Return the lines below that carry the word "aciklama".

(Data about app and page elements)
⁂
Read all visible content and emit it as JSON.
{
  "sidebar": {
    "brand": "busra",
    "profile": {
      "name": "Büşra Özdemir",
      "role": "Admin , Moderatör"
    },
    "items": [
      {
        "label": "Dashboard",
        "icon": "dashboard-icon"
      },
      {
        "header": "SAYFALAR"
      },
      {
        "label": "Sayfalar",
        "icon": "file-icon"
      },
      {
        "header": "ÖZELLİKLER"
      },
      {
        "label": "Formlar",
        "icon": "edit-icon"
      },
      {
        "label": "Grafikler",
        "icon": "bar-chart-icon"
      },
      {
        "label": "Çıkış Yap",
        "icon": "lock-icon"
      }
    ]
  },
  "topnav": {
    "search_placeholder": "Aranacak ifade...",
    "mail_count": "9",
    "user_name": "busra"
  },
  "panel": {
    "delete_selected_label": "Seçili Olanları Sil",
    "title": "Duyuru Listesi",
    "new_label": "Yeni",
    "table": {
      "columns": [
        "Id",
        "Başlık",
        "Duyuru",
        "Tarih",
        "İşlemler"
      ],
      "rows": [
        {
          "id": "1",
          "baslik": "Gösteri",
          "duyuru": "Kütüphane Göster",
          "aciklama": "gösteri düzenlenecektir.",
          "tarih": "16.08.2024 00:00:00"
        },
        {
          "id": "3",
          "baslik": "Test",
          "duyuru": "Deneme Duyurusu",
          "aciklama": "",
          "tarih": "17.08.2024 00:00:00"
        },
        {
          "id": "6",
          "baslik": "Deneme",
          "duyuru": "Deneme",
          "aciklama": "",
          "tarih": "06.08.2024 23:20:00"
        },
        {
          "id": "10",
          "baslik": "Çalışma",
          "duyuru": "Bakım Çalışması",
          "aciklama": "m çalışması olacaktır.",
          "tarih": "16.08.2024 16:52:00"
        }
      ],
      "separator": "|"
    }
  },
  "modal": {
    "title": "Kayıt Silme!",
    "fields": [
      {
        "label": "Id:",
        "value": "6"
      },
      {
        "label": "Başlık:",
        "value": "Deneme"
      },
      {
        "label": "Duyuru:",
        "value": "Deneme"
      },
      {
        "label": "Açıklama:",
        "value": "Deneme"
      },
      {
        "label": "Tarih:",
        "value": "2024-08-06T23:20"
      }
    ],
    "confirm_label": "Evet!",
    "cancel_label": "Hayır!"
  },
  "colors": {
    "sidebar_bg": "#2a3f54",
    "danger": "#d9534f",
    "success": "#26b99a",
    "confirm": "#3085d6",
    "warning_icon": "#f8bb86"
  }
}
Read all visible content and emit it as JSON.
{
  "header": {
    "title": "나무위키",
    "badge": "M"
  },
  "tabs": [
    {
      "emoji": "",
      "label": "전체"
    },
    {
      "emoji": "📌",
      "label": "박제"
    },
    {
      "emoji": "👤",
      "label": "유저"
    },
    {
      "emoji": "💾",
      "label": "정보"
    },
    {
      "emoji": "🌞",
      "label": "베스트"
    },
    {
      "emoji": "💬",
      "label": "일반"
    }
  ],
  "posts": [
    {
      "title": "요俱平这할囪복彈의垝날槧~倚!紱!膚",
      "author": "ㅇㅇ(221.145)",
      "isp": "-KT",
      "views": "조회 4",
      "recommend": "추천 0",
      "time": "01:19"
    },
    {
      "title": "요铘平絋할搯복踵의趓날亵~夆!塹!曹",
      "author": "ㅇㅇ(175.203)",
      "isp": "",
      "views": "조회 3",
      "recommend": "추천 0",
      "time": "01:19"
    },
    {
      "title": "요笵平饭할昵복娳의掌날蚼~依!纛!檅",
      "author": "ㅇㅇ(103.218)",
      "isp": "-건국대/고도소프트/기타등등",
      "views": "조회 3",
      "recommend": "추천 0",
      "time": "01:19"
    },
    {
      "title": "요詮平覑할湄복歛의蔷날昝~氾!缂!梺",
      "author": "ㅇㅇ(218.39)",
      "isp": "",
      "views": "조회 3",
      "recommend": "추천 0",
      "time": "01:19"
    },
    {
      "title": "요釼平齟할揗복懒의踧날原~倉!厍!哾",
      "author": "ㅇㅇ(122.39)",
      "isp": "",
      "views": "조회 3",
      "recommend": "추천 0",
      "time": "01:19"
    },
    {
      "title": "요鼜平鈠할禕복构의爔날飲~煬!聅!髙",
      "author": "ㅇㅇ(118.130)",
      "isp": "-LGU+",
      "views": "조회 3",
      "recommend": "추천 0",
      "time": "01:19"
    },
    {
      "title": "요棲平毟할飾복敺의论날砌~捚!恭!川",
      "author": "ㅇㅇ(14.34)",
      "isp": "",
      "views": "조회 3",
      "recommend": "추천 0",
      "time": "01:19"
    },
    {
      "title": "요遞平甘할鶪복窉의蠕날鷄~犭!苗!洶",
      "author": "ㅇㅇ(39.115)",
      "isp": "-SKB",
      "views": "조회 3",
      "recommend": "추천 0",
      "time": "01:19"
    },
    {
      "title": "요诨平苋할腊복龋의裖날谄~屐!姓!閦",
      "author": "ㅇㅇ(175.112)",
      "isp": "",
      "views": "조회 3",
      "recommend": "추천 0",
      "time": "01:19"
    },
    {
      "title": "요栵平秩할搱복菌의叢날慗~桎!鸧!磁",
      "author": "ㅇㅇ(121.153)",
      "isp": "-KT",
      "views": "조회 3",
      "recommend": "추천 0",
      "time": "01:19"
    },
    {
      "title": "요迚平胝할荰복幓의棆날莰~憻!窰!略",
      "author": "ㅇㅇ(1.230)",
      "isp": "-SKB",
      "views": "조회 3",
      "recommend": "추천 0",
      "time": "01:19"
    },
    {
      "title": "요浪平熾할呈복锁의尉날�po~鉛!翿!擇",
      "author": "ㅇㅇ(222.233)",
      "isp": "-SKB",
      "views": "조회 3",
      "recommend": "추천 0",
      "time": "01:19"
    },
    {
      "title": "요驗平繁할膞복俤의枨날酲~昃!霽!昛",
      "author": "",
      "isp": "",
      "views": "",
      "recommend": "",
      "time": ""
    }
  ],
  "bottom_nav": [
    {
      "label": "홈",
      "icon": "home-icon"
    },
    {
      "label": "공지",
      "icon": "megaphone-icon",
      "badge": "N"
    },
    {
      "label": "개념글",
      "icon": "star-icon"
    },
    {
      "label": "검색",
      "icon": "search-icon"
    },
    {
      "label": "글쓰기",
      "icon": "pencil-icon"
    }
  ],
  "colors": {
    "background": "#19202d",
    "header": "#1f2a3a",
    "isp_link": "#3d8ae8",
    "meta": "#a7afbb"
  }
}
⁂
Output of the exercise:
          "aciklama": "gösteri düzenlenecektir.",
          "aciklama": "",
          "aciklama": "",
          "aciklama": "m çalışması olacaktır.",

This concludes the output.